▶ [THE PROBLEM] Print out the records below with nothing altered.

- - -

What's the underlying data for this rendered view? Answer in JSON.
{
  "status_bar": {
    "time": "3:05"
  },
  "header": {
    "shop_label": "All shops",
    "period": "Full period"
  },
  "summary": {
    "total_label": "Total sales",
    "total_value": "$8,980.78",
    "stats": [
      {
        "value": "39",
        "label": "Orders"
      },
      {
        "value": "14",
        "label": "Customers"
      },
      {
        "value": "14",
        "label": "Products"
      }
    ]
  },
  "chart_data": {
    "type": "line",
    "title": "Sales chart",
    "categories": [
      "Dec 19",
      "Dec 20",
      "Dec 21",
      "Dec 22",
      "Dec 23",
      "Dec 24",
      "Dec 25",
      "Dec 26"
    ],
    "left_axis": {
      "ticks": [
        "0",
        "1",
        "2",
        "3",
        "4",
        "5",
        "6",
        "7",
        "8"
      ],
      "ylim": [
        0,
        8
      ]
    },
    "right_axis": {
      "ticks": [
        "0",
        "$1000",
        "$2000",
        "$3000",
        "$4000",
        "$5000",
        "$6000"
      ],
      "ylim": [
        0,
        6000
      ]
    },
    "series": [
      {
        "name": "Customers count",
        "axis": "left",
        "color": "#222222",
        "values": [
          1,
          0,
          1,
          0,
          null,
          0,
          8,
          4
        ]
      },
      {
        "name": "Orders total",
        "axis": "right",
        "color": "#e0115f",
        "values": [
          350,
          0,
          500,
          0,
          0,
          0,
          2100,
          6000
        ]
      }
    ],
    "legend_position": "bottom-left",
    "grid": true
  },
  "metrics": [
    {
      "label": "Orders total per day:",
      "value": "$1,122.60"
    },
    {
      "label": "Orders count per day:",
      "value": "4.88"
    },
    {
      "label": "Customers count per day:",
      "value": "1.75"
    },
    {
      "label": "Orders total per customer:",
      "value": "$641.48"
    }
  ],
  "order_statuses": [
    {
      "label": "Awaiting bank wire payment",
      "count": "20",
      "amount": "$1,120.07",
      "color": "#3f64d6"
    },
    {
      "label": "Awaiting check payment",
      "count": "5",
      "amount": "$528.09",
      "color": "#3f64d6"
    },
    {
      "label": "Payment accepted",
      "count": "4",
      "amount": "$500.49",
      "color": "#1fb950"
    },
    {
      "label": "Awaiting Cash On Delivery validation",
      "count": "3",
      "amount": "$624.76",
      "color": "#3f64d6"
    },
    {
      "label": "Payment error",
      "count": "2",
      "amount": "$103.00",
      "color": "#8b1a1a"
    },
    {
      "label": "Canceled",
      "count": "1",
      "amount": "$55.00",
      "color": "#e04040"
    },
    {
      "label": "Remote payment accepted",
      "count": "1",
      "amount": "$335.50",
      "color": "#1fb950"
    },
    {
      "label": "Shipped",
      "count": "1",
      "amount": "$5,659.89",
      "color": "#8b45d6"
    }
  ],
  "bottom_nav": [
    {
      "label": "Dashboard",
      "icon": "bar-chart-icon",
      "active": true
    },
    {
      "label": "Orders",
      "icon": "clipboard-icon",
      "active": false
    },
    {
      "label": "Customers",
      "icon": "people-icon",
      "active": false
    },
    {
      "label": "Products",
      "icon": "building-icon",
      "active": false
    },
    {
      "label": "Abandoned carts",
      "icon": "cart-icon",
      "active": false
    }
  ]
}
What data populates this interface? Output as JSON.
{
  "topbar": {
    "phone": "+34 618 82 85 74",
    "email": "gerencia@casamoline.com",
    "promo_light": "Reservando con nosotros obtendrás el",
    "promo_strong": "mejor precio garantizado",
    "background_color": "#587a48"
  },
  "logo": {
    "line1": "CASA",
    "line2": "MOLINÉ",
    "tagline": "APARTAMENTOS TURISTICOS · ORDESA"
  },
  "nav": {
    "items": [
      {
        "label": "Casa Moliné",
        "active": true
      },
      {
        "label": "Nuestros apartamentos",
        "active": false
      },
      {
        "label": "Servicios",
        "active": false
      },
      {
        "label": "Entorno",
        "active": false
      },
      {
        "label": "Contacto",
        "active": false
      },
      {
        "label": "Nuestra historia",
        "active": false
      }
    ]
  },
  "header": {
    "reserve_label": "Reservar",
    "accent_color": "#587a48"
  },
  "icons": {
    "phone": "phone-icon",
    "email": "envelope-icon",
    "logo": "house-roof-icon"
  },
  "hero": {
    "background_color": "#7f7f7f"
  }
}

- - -

▶ [YOUR RESPONSE]
What's the underlying data for this rendered view? Answer in JSON.
{
  "status_bar": {
    "time": "3:05"
  },
  "header": {
    "shop_label": "All shops",
    "period": "Full period"
  },
  "summary": {
    "total_label": "Total sales",
    "total_value": "$8,980.78",
    "stats": [
      {
        "value": "39",
        "label": "Orders"
      },
      {
        "value": "14",
        "label": "Customers"
      },
      {
        "value": "14",
        "label": "Products"
      }
    ]
  },
  "chart_data": {
    "type": "line",
    "title": "Sales chart",
    "categories": [
      "Dec 19",
      "Dec 20",
      "Dec 21",
      "Dec 22",
      "Dec 23",
      "Dec 24",
      "Dec 25",
      "Dec 26"
    ],
    "left_axis": {
      "ticks": [
        "0",
        "1",
        "2",
        "3",
        "4",
        "5",
        "6",
        "7",
        "8"
      ],
      "ylim": [
        0,
        8
      ]
    },
    "right_axis": {
      "ticks": [
        "0",
        "$1000",
        "$2000",
        "$3000",
        "$4000",
        "$5000",
        "$6000"
      ],
      "ylim": [
        0,
        6000
      ]
    },
    "series": [
      {
        "name": "Customers count",
        "axis": "left",
        "color": "#222222",
        "values": [
          1,
          0,
          1,
          0,
          null,
          0,
          8,
          4
        ]
      },
      {
        "name": "Orders total",
        "axis": "right",
        "color": "#e0115f",
        "values": [
          350,
          0,
          500,
          0,
          0,
          0,
          2100,
          6000
        ]
      }
    ],
    "legend_position": "bottom-left",
    "grid": true
  },
  "metrics": [
    {
      "label": "Orders total per day:",
      "value": "$1,122.60"
    },
    {
      "label": "Orders count per day:",
      "value": "4.88"
    },
    {
      "label": "Customers count per day:",
      "value": "1.75"
    },
    {
      "label": "Orders total per customer:",
      "value": "$641.48"
    }
  ],
  "order_statuses": [
    {
      "label": "Awaiting bank wire payment",
      "count": "20",
      "amount": "$1,120.07",
      "color": "#3f64d6"
    },
    {
      "label": "Awaiting check payment",
      "count": "5",
      "amount": "$528.09",
      "color": "#3f64d6"
    },
    {
      "label": "Payment accepted",
      "count": "4",
      "amount": "$500.49",
      "color": "#1fb950"
    },
    {
      "label": "Awaiting Cash On Delivery validation",
      "count": "3",
      "amount": "$624.76",
      "color": "#3f64d6"
    },
    {
      "label": "Payment error",
      "count": "2",
      "amount": "$103.00",
      "color": "#8b1a1a"
    },
    {
      "label": "Canceled",
      "count": "1",
      "amount": "$55.00",
      "color": "#e04040"
    },
    {
      "label": "Remote payment accepted",
      "count": "1",
      "amount": "$335.50",
      "color": "#1fb950"
    },
    {
      "label": "Shipped",
      "count": "1",
      "amount": "$5,659.89",
      "color": "#8b45d6"
    }
  ],
  "bottom_nav": [
    {
      "label": "Dashboard",
      "icon": "bar-chart-icon",
      "active": true
    },
    {
      "label": "Orders",
      "icon": "clipboard-icon",
      "active": false
    },
    {
      "label": "Customers",
      "icon": "people-icon",
      "active": false
    },
    {
      "label": "Products",
      "icon": "building-icon",
      "active": false
    },
    {
      "label": "Abandoned carts",
      "icon": "cart-icon",
      "active": false
    }
  ]
}
What data populates this interface? Output as JSON.
{
  "topbar": {
    "phone": "+34 618 82 85 74",
    "email": "gerencia@casamoline.com",
    "promo_light": "Reservando con nosotros obtendrás el",
    "promo_strong": "mejor precio garantizado",
    "background_color": "#587a48"
  },
  "logo": {
    "line1": "CASA",
    "line2": "MOLINÉ",
    "tagline": "APARTAMENTOS TURISTICOS · ORDESA"
  },
  "nav": {
    "items": [
      {
        "label": "Casa Moliné",
        "active": true
      },
      {
        "label": "Nuestros apartamentos",
        "active": false
      },
      {
        "label": "Servicios",
        "active": false
      },
      {
        "label": "Entorno",
        "active": false
      },
      {
        "label": "Contacto",
        "active": false
      },
      {
        "label": "Nuestra historia",
        "active": false
      }
    ]
  },
  "header": {
    "reserve_label": "Reservar",
    "accent_color": "#587a48"
  },
  "icons": {
    "phone": "phone-icon",
    "email": "envelope-icon",
    "logo": "house-roof-icon"
  },
  "hero": {
    "background_color": "#7f7f7f"
  }
}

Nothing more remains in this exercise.